● **Action item**:
In the data that follows, find each line containing "detail" and copy it.

● **Data**:
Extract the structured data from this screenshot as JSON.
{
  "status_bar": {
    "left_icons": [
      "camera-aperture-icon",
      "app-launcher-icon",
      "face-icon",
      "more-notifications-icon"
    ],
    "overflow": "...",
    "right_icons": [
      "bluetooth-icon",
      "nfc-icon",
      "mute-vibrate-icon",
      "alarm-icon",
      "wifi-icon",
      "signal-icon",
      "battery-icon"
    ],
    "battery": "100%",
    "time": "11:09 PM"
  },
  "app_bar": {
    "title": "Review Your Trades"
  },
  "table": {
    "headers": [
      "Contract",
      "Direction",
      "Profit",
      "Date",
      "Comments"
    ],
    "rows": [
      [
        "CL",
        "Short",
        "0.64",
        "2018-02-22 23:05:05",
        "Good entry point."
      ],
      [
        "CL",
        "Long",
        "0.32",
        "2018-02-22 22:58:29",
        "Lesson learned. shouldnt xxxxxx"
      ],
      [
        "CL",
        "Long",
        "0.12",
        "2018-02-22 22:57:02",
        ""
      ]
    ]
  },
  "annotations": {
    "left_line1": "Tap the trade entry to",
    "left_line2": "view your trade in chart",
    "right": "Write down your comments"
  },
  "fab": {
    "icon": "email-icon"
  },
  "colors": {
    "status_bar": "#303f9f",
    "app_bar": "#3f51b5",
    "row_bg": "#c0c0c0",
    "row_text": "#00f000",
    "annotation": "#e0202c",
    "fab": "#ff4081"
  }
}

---

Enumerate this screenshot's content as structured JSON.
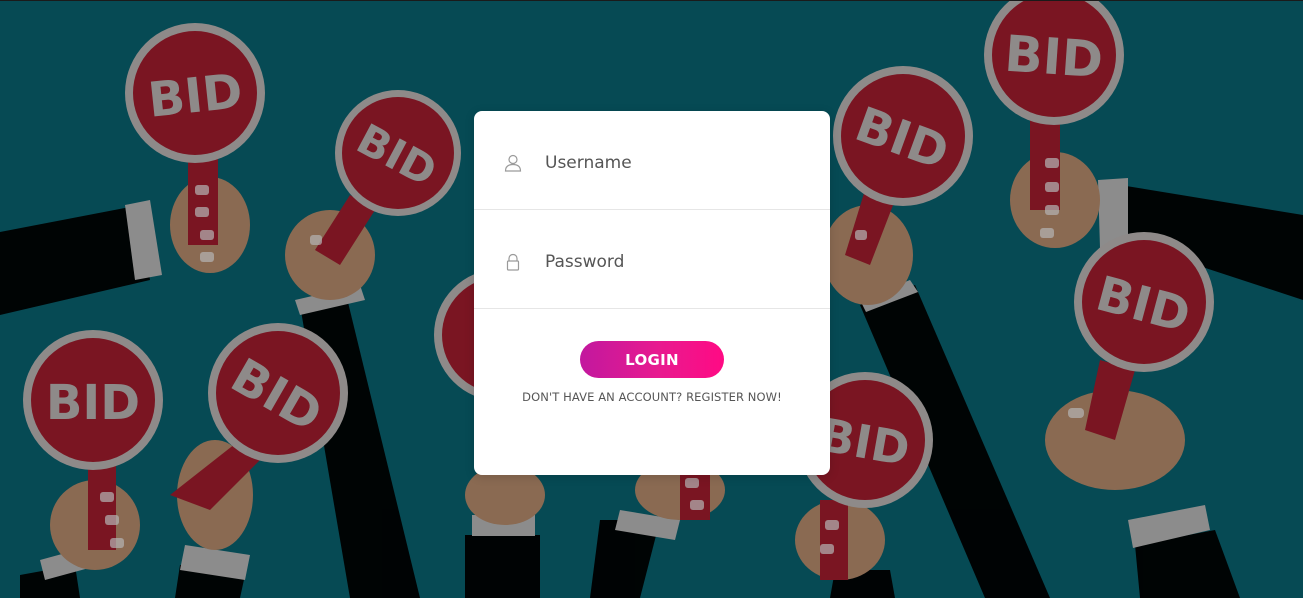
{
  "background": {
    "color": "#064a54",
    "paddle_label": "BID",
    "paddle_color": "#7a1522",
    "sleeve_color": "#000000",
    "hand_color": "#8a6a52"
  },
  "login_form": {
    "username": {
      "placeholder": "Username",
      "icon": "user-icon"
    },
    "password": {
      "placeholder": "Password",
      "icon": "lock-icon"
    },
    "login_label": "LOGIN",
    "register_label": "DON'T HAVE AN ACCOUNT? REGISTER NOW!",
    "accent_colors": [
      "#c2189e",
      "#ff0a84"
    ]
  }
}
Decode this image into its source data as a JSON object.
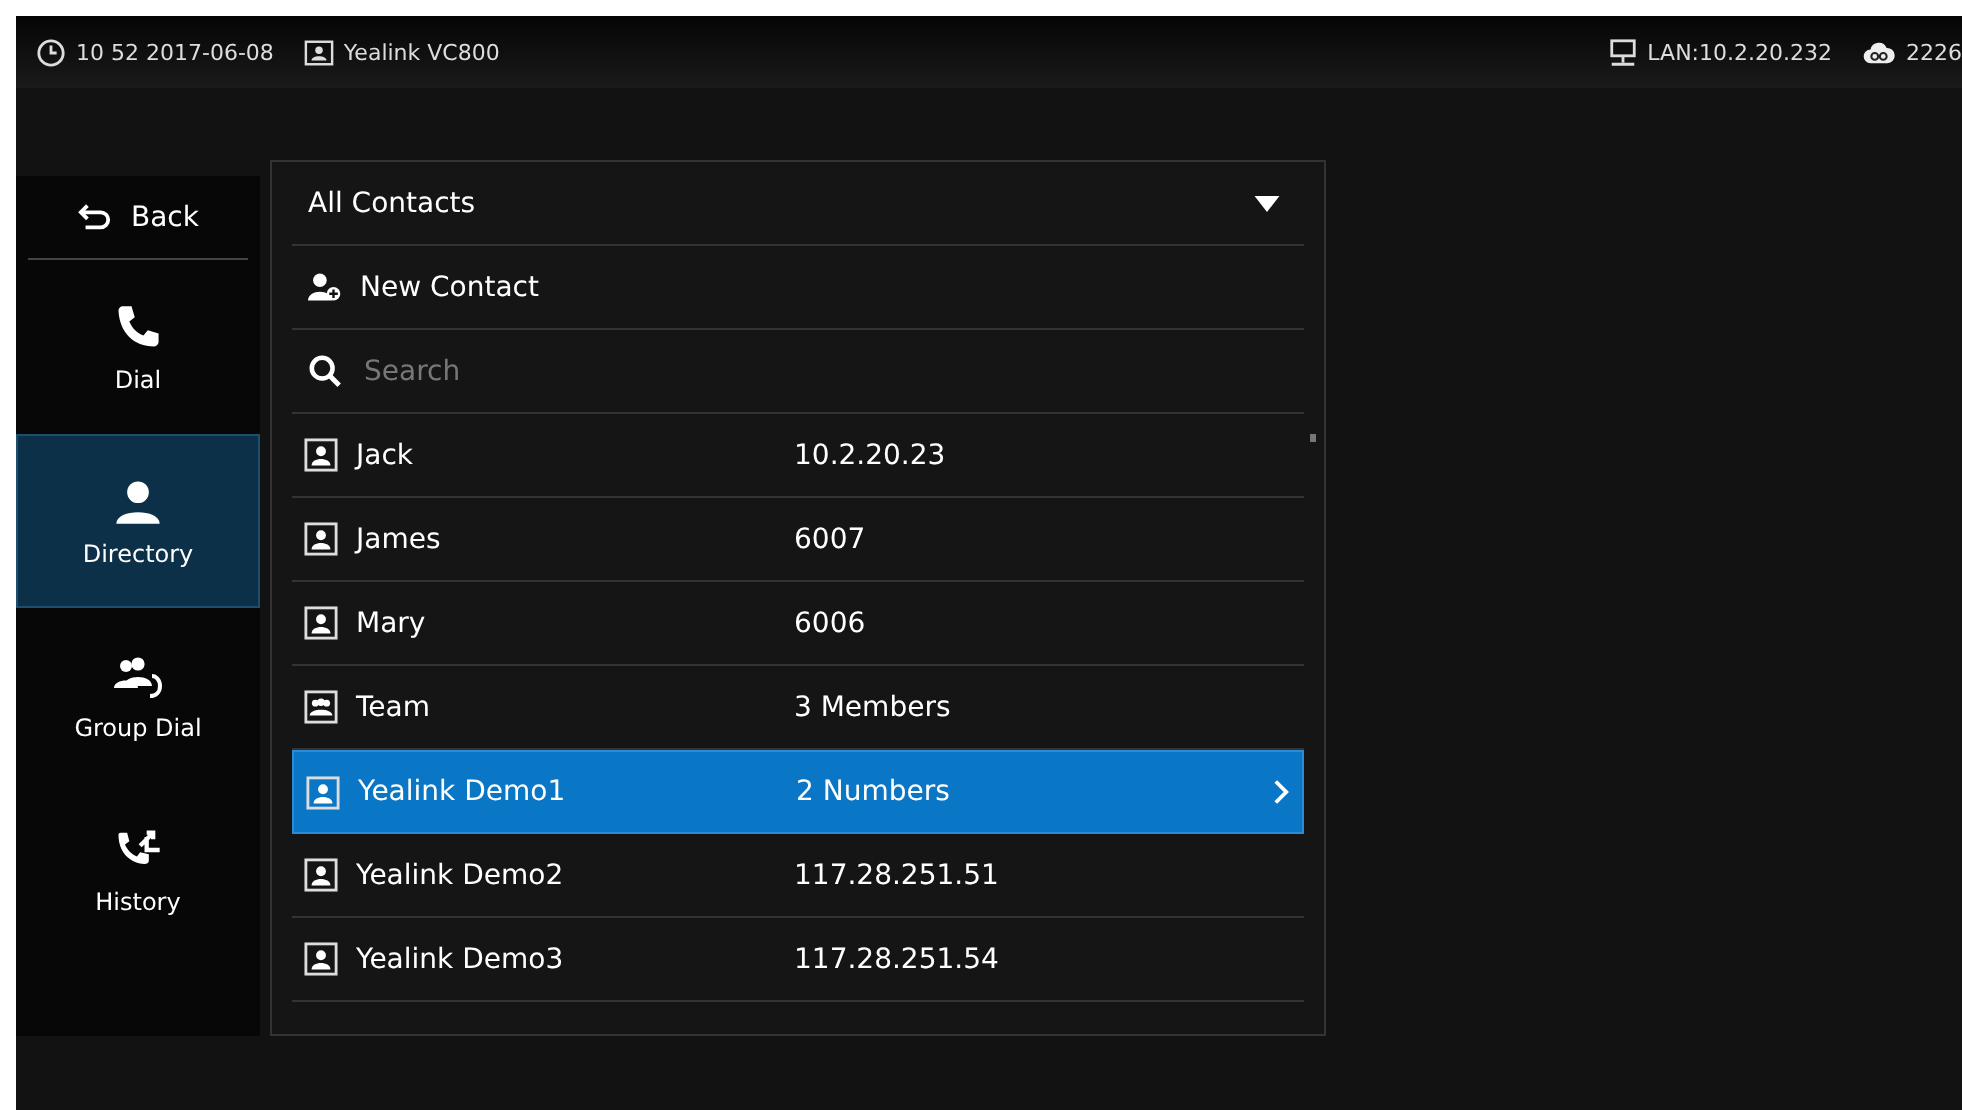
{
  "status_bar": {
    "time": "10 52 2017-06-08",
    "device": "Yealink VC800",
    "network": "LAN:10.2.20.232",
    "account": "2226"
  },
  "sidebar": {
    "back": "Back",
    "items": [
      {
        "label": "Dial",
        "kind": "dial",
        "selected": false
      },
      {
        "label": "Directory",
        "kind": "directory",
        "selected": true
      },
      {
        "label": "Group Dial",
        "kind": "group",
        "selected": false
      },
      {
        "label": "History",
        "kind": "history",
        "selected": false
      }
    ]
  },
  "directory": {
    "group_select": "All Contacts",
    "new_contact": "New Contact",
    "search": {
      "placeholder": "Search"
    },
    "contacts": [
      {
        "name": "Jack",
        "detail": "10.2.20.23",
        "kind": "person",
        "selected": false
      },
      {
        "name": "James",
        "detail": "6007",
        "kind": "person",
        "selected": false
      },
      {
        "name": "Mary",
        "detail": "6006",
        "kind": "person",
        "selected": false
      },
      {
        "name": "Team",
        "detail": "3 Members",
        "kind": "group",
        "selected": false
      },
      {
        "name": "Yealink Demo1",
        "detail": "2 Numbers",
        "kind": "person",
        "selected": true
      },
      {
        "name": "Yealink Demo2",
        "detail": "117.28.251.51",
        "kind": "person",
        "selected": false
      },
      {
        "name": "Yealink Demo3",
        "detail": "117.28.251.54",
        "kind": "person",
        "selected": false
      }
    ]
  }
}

● **Written response**:
        "detail": "10.2.20.23",
        "detail": "6007",
        "detail": "6006",
        "detail": "3 Members",
        "detail": "2 Numbers",
        "detail": "117.28.251.51",
        "detail": "117.28.251.54",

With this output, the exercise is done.